Doblin described Hofmann before his departure as “fully lucid and deeply satisfied that LSD psychotherapy research had been permitted to resume” (e-mail to M. Blumenthal, April 30, 2008). Doblin added that Dr. Hofmann called the renewal of LSD psychotherapy research the fulfillment of his heart’s desire.
“He did make many other important contributions to pharmacology and medicine,” said McKenna. “He is ‘notorious’ for LSD and I suppose some people will ‘blame’ him for that, as if it were his fault somehow. But he didn’t start out to make a dangerous, illegal drug; he was a scientist who accidentally discovered something that changed history, changed society, and just maybe changed evolution.”
Dr. Hoffman is survived by 3 children but outlived a son and his wife. The names of the surviving children have not been released to the public. “Albert died several months after his wife Anita died on December 20, 2007, demonstrating that their love affair of over 70 years was the primary motivation for both of them to stay alive so long,” wrote Doblin.
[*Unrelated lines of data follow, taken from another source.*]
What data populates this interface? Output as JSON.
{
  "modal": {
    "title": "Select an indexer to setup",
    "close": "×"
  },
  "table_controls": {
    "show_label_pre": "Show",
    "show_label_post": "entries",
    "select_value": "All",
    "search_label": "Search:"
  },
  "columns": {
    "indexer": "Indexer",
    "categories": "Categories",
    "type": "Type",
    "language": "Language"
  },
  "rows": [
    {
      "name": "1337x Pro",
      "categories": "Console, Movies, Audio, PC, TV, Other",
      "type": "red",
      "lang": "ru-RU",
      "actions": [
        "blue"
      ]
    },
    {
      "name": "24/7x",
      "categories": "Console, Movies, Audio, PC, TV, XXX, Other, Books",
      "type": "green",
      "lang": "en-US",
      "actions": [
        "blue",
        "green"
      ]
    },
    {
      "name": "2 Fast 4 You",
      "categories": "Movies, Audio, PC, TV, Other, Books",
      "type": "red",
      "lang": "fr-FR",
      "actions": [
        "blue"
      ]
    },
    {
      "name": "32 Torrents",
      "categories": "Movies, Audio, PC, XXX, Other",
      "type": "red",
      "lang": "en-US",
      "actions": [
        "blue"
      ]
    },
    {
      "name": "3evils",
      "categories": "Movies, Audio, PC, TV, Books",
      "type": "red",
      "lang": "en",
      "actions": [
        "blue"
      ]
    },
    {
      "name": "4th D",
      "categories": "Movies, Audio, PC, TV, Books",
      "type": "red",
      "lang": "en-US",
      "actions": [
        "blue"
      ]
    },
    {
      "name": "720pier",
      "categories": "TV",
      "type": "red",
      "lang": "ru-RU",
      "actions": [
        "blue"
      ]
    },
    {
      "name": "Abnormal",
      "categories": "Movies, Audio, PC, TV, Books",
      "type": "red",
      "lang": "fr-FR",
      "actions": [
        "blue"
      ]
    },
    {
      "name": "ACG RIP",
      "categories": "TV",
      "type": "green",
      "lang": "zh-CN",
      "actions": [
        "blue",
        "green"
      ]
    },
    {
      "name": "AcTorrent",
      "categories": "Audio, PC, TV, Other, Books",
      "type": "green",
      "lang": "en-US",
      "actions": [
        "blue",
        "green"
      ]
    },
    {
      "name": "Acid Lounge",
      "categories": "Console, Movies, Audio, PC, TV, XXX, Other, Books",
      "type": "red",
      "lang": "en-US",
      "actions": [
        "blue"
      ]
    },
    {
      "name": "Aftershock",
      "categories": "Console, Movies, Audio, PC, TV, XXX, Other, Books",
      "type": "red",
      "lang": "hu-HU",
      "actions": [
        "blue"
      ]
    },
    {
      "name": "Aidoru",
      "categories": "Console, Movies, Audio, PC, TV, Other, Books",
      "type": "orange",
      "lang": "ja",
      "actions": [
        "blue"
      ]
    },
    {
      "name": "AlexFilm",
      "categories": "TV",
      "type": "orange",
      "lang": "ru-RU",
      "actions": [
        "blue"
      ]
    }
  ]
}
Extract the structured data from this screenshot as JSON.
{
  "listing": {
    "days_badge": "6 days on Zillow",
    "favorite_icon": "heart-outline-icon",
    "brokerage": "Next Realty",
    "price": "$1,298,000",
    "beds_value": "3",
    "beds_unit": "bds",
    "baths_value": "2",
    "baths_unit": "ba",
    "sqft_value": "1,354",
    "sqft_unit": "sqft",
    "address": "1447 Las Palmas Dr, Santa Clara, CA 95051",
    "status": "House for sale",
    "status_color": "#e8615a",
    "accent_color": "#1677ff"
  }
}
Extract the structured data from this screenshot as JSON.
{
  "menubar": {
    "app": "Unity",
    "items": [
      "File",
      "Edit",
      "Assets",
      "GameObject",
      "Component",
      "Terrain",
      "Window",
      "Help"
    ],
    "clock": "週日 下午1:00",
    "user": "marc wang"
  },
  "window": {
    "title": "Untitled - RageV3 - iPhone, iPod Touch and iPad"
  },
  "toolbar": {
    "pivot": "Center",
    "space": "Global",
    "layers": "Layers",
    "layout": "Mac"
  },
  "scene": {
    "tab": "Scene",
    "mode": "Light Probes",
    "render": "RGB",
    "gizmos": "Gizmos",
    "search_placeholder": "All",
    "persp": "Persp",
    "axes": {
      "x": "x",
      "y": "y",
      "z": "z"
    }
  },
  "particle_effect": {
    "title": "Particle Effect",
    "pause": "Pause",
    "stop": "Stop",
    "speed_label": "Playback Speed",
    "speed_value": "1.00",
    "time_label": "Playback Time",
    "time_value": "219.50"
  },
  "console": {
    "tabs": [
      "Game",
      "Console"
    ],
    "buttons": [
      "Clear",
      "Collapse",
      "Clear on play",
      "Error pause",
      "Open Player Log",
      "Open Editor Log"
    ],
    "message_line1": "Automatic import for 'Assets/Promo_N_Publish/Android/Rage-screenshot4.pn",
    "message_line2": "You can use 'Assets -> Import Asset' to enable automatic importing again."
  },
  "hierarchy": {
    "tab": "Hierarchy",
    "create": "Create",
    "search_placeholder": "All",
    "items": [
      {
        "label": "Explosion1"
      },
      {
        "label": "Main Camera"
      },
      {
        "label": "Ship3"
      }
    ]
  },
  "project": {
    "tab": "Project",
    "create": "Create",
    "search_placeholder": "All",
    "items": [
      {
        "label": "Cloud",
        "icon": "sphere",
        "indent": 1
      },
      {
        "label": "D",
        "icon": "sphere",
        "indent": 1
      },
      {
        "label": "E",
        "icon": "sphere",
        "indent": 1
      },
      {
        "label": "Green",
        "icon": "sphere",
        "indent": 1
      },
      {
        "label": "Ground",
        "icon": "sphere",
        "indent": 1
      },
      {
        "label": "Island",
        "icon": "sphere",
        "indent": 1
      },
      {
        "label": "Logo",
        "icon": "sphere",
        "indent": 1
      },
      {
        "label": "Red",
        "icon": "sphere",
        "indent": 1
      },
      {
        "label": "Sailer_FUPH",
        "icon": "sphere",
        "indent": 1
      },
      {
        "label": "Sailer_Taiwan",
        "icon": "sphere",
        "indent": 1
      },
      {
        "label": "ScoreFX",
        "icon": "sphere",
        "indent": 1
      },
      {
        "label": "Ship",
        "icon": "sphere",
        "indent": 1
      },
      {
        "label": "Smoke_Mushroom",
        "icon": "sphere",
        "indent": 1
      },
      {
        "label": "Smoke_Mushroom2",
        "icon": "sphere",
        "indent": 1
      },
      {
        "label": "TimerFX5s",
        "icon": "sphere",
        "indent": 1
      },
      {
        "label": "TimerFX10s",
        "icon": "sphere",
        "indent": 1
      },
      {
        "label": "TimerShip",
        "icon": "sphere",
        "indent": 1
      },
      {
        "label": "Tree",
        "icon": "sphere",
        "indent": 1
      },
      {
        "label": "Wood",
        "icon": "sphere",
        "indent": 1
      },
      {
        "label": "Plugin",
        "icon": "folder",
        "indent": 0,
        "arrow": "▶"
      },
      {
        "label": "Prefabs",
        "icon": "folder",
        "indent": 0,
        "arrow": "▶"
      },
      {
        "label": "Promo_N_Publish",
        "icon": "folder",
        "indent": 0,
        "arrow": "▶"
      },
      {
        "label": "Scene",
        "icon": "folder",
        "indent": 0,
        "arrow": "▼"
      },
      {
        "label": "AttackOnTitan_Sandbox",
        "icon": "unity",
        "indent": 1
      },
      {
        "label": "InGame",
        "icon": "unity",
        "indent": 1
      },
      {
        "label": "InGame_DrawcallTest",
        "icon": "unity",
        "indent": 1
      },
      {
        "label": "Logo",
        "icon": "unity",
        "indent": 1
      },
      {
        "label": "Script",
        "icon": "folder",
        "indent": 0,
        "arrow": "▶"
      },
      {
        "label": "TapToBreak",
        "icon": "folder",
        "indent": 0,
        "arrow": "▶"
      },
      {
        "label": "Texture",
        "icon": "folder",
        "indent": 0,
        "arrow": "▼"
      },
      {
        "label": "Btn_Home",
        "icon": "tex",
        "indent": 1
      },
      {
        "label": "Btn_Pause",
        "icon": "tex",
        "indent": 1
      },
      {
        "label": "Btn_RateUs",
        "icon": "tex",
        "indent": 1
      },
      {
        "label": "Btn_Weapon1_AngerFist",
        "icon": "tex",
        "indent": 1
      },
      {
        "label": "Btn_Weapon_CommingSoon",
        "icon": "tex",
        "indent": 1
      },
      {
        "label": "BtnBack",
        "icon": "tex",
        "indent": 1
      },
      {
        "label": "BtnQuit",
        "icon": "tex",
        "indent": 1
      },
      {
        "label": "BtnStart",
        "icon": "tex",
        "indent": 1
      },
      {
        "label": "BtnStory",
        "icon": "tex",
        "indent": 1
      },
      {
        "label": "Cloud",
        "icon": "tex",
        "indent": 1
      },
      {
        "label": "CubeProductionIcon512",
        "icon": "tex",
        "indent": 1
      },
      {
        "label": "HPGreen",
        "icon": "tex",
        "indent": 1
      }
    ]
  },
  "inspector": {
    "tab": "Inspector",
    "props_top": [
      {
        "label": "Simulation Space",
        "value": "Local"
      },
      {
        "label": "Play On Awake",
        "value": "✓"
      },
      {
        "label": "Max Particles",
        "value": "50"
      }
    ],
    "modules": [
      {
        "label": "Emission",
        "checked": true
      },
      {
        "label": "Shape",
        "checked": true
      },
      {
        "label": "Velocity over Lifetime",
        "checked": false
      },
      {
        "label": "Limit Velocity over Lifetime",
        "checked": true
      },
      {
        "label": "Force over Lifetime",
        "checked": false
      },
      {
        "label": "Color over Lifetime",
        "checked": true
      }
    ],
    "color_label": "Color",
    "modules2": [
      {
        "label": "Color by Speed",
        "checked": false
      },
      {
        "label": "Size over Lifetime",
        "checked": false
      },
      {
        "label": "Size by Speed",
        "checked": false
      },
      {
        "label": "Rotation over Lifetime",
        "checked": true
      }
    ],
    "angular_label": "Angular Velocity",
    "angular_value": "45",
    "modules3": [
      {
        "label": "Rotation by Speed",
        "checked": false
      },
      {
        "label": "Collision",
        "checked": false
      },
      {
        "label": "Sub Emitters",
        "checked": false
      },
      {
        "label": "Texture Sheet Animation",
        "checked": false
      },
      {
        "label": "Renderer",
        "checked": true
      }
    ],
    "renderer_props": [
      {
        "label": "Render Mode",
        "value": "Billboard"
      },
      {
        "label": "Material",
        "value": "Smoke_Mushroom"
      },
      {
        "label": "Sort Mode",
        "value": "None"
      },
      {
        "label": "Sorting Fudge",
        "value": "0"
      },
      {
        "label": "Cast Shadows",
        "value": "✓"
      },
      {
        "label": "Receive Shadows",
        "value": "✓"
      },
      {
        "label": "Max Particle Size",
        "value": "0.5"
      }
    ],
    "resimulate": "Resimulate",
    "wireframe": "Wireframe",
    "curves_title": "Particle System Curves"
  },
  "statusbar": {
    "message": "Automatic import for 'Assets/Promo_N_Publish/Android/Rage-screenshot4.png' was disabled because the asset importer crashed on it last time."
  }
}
More tribute articles about Albert Hofmann can be accessed at www.maps.org.
—Kelly E. Saxton
- Maugh II TH. Albert Hofmann, 102; Swiss chemist discovered LSD. Los Angeles Times. April 30, 2008; B6.
- Albert Hofmann: research chemist who synthesized LSD and had the world’s first ‘acid trip’ on his bicycle. Daily Telegraph. May 1, 2008; 23.
- Smith C. Albert Hofmann, the father of LSD, dies at 102. New York Times. April 30, 2008; B07.
- Bernstein A. Albert Hofmann, 102; chemist discovered LSD. Washington Post. April 30, 2008; B07.
- Simon S. Remembrances: ‘Father of LSD’ dies at 102. NPR News. Weekend Edition Saturday, May 3, 2008. Available at http://www.npr.org/ templates/story/story.php?storyId=90157319. Accessed May 21, 2008.